$n all e cept the second of the list# the (T@s occupy incidental space and do not affect the si:e of the layout! The (T@s become more remote from the circuit brea+er in the order listed above! *ccommodation of (T@s over isolator bushings# or bushings through walls or roofs# is usually confined to indoor substations! )solators These are essentially off load devices although they are capable of dealing with small charging currents of busbars and connections! The design of isolators is closely related to the design of substations! $solator design is considered in the following aspects&

Space =actor $nsulation Security Standardisation Ease of )aintenance (ost

Some types of isolators include& Aori:ontal $solation types Bertical $solation types )oving Bushing types Conductor Systems *n ideal conductor should fulfil the following re"uirements&

Should be capable of carrying the specified load currents and short time currents! Should be able to withstand forces on it due to its situation! These forces comprise self weight# and weight of other conductors and e"uipment# short circuit forces and atmospheric forces such as wind and ice loading! Should be corona free at rated voltage! Should have the minimum number of /oints! Should need the minimum number of supporting insulators! Should be economical!

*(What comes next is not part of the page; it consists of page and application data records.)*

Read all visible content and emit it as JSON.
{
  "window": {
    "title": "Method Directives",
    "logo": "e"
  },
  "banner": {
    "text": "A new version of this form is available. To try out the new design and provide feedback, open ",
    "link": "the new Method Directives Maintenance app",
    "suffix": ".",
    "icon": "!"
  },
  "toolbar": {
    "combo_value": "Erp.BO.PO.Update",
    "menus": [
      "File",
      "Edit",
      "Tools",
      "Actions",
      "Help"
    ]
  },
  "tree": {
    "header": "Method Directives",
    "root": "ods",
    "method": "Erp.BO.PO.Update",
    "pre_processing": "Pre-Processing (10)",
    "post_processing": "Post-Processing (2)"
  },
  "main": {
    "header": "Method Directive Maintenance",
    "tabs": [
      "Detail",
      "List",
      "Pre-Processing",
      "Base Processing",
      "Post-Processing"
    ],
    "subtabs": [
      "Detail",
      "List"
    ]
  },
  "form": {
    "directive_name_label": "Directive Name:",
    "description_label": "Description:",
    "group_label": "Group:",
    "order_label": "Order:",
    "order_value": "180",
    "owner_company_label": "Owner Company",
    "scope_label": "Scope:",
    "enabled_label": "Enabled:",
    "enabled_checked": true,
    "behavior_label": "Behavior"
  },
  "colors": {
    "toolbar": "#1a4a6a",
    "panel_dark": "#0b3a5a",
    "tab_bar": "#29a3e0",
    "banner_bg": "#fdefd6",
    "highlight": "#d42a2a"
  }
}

The most suitable material for the conductor system is copper or aluminium! Steel may be used but has limitations of poor conductivity and high susceptibility to corrosion! $n an effort to ma+e the conductor ideal# three different types have been utili:ed# and these include&

=lat surfaced (onductors Stranded (onductors Tubular (onductors

)nsulation $nsulation security has been rated very highly among the aims of good substation design! E tensive research is done on improving flashover characteristics as well as combating pollution! $ncreased creepage length# resistance gla:ing# insulation greasing and line washing have been used with varying degrees of success! (ower Trans ormers EAB power transformers are usually oil immersed with all three phases in one tan+! *uto transformers can offer advantage of smaller physical si:e and reduced losses! The different classes of power transformers are&

o!n!& 7il immersed# natural cooling o!b!& 7il immersed# air blast cooling o!f!n!& 7il immersed# oil circulation forced o!f!b!& 7il immersed# oil circulation forced# air blast cooling

4ower transformers are usually the largest single item in a substation! =or economy of service roads# transformers are located on one side of a substation# and the connection to switchgear is by bare conductors! Because of the large "uantity of oil# it is essential to ta+e precaution against the spread of fire! Aence# the transformer is usually located around a sump used to collect the e cess oil!

Transformers that are located and a cell should be enclosed in a blast proof room! O*erhead +ine Terminations Two methods are used to terminate overhead lines at a substation!

Tensioning conductors to substation structures or buildings Tensioning conductors to ground winches!

The choice is influenced by the height of towers and the pro imity to the substation! The following clearances should be observed&

VO+T,'E +EVE+ less than 99+B 99+B - %%-+B %%-+B - %95+B greater than %95+B

M)$)M-M 'RO-$. C+E,R,$CE 9!%m 9!1m 9!.m .!-m